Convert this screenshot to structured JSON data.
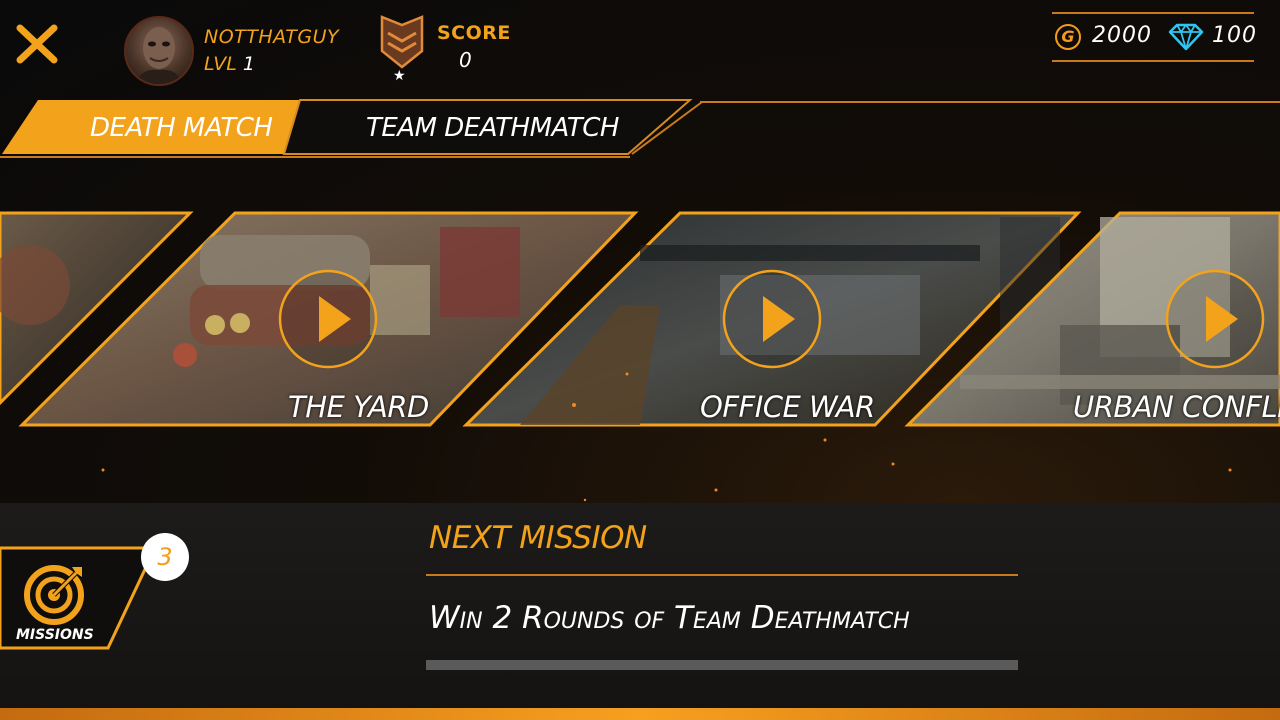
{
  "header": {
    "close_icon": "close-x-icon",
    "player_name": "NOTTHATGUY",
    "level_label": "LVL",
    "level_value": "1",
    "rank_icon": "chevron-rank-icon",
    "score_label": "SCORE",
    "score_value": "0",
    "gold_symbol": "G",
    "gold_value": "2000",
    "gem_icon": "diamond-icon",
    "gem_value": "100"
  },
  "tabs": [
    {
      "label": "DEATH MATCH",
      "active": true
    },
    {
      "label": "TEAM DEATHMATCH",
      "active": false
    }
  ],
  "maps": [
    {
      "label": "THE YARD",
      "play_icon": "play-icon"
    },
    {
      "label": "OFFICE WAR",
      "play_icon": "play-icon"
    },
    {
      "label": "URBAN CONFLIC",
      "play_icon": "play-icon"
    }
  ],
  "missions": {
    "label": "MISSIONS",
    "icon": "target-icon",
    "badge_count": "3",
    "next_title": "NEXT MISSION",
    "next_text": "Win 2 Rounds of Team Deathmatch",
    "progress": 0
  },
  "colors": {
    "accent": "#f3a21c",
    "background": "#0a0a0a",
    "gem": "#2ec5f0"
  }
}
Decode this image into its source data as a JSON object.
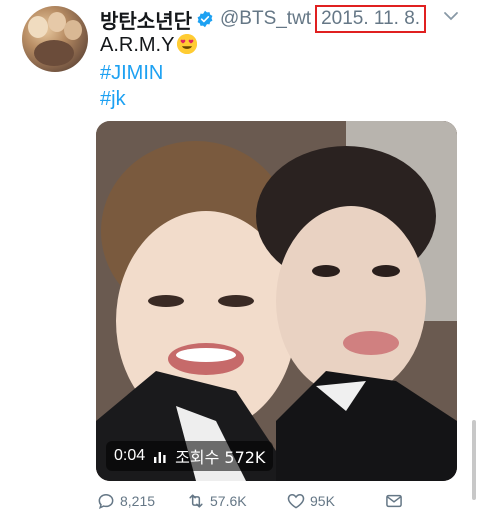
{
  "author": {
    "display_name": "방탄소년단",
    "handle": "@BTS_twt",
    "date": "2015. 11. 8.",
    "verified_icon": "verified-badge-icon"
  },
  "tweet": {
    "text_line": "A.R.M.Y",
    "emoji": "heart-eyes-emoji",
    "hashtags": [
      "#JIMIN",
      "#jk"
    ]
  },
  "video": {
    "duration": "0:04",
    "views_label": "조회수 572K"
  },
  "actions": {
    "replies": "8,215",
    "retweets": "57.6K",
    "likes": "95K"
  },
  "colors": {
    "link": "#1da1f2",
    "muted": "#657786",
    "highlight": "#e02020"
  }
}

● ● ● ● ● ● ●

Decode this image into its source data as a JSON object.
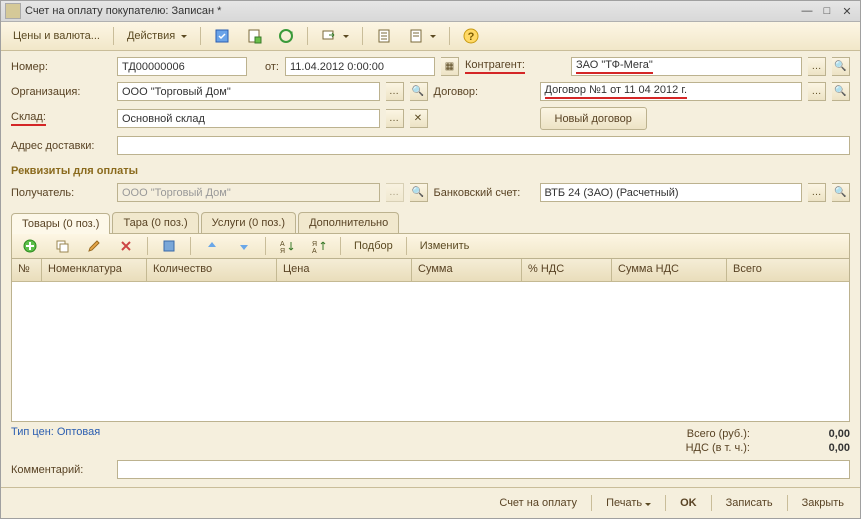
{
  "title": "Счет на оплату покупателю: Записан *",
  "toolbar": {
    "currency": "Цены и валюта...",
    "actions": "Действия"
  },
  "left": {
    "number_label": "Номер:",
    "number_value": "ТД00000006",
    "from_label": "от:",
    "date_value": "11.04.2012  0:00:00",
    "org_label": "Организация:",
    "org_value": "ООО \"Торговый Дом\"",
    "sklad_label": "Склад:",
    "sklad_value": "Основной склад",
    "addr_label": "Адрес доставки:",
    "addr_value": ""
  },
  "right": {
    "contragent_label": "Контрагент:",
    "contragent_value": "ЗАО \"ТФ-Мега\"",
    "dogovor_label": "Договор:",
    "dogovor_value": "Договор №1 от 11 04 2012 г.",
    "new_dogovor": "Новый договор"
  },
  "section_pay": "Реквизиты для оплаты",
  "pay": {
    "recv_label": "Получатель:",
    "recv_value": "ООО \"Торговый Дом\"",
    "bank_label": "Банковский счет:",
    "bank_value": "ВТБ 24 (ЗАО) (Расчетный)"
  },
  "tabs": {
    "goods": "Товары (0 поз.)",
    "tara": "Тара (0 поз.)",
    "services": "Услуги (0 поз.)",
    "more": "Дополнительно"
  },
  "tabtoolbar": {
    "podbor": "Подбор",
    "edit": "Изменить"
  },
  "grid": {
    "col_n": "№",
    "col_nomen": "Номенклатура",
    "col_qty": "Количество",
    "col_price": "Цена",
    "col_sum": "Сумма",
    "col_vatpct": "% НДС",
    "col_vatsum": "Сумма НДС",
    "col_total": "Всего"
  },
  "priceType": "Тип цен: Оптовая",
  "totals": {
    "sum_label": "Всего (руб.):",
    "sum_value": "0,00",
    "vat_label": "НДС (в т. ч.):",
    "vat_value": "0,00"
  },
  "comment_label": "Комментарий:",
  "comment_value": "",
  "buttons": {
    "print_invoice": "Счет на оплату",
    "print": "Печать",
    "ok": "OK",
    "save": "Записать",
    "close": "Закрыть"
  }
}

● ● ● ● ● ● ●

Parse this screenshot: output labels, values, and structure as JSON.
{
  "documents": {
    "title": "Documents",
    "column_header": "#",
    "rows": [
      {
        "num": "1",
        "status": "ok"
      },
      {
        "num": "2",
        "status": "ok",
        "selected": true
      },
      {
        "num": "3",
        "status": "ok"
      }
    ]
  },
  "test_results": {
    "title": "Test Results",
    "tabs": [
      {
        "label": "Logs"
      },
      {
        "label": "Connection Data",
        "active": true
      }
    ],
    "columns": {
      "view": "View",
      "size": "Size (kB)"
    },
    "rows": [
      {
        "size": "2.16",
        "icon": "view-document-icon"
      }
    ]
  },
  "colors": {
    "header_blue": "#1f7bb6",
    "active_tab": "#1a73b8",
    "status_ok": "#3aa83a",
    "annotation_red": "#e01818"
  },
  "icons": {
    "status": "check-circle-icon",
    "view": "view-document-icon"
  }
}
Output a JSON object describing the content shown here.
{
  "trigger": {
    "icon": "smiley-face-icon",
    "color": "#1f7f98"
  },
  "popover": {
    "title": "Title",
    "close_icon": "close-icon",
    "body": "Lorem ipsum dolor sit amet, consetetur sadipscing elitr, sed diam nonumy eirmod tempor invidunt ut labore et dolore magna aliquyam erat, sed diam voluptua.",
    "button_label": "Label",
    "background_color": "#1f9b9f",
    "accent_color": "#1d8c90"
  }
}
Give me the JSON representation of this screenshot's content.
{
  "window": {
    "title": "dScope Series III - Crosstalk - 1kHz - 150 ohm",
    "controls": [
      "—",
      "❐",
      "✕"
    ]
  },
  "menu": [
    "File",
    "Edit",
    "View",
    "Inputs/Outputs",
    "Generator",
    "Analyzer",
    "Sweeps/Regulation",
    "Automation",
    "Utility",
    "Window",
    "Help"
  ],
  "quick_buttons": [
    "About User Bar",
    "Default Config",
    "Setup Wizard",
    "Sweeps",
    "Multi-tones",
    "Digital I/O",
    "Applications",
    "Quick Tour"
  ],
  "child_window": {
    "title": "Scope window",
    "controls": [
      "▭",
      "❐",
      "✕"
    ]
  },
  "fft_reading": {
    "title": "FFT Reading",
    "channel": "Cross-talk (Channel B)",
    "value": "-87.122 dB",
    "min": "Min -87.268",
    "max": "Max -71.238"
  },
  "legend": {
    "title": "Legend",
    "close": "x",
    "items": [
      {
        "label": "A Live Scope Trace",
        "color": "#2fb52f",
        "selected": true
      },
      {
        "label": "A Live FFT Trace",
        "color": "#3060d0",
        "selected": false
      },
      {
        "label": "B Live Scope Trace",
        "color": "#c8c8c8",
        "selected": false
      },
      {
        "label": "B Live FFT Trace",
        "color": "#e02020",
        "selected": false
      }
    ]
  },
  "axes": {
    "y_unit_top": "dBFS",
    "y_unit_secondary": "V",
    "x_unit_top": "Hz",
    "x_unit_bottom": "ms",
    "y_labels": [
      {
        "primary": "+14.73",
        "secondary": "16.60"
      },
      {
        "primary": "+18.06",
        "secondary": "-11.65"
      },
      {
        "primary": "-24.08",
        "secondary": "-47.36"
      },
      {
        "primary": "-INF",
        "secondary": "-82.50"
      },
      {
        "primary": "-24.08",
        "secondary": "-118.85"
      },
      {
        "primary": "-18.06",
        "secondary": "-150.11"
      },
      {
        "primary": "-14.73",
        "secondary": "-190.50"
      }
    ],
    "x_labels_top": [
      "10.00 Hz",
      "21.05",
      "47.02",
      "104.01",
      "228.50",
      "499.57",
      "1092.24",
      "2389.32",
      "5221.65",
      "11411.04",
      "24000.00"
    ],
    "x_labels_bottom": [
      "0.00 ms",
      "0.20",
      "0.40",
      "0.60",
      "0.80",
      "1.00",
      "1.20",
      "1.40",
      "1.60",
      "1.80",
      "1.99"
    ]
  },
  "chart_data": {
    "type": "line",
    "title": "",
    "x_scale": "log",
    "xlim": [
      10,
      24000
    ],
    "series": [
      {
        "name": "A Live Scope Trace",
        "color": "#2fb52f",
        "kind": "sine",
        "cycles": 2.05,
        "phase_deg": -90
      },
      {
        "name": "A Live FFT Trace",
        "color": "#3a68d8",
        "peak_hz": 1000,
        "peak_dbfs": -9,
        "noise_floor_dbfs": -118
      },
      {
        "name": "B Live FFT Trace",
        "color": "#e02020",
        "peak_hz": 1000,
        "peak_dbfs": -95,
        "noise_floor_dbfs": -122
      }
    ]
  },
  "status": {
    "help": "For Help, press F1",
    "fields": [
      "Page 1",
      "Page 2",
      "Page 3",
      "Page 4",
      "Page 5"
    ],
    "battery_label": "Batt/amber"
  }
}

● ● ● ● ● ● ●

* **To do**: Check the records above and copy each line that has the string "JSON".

* **Result for this exercise**:
Convert this screenshot to structured JSON data.
Decode this image into its source data as a JSON object.
Decode this image into its source data as a JSON object.
Parse this screenshot: output labels, values, and structure as JSON.
Output a JSON object describing the content shown here.
Give me the JSON representation of this screenshot's content.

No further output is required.